Go and Be Reconciled

Read Mathew 5:21-26  

Every culture has strengths and weaknesses that reveal themselves over time.  While Bengali culture has many excellent points, one weakness became apparent when a trusted and respected Christian leader, Jamal, divorced his wife. Other believers, who previously only had positive things to say about him, suddenly started speaking about Jamal’s faults and misbehavior that they had noticed over the previous years. When I probed the reasons for their previous silence, I discovered that when Bengalis gain “dirt” on someone, they do not go to that person to help him or her overcome the problems. Rather they save this knowledge for a strategic moment when they can weaponize it for their own advantage. I was stunned at this example that reminded me how every culture has unholy values and behaviors that, if left unexamined, can bind and blind believers.

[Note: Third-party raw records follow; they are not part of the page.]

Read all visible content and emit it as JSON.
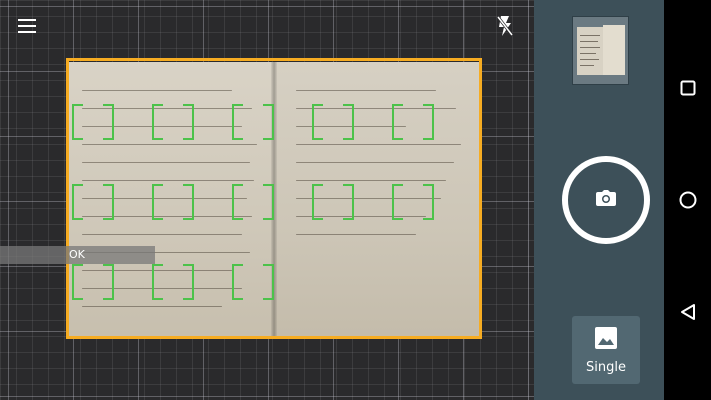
{
  "viewfinder": {
    "menu_icon": "hamburger-menu-icon",
    "flash_icon": "flash-off-icon",
    "status_text": "OK",
    "colors": {
      "document_border": "#f6ac22",
      "focus_marks": "#4cc24a",
      "background": "#2a2a2c"
    }
  },
  "controls": {
    "thumbnail_icon": "last-scan-thumbnail",
    "shutter_icon": "camera-icon",
    "mode": {
      "icon": "image-icon",
      "label": "Single"
    },
    "colors": {
      "panel": "#3d5059",
      "mode_button": "#526872"
    }
  },
  "navbar": {
    "recents_icon": "square-recents-icon",
    "home_icon": "circle-home-icon",
    "back_icon": "triangle-back-icon"
  }
}
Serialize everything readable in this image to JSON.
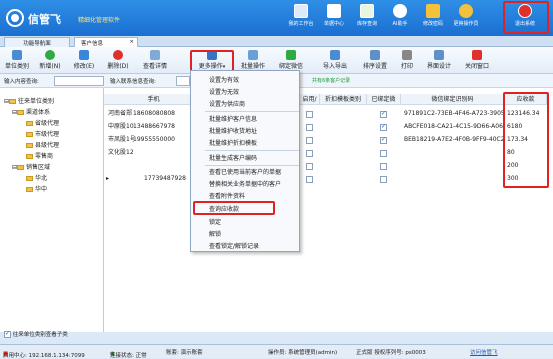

In today’s passage, Jesus talks about fulfilling the law by examining the heart behind behavior. The Mosaic law said do not murder; Jesus tells us that holding anger, insulting, and cursing are all on the same spectrum as murder, and all are worthy of judgment. Real righteousness requires us not merely to restrain our violent behavior, but also to resolve our lingering anger and grudges against believers.  

So, what steps can we take when we are offended by a believer and we find ourselves nursing a grudge in our hearts? Or when we understand that another is offended by something we have done? Jesus tells us to take rapid initiative to seek reconciliation and peace with the other. Do not delay. Seek them out. Apologize; that is, admit fault and express remorse. This takes priority over routine religious practices. Do your best to settle the matter in the relationship, before going to authorities.  Because if authorities become involved, the penalty is more serious.

My experience is that none of these steps come naturally. Our hearts are deeply self-centered, easily offended, and desperate to avoid pain and shame. The unnatural work of remaking our hearts requires the supernatural work of God’s Spirit. 


  • Today, what relationship do you need to mend?  What grudges are you still nursing? What self-concern keeps you from seeking the best for others? Take action today to seek reconciliation. 

by Jim Dressner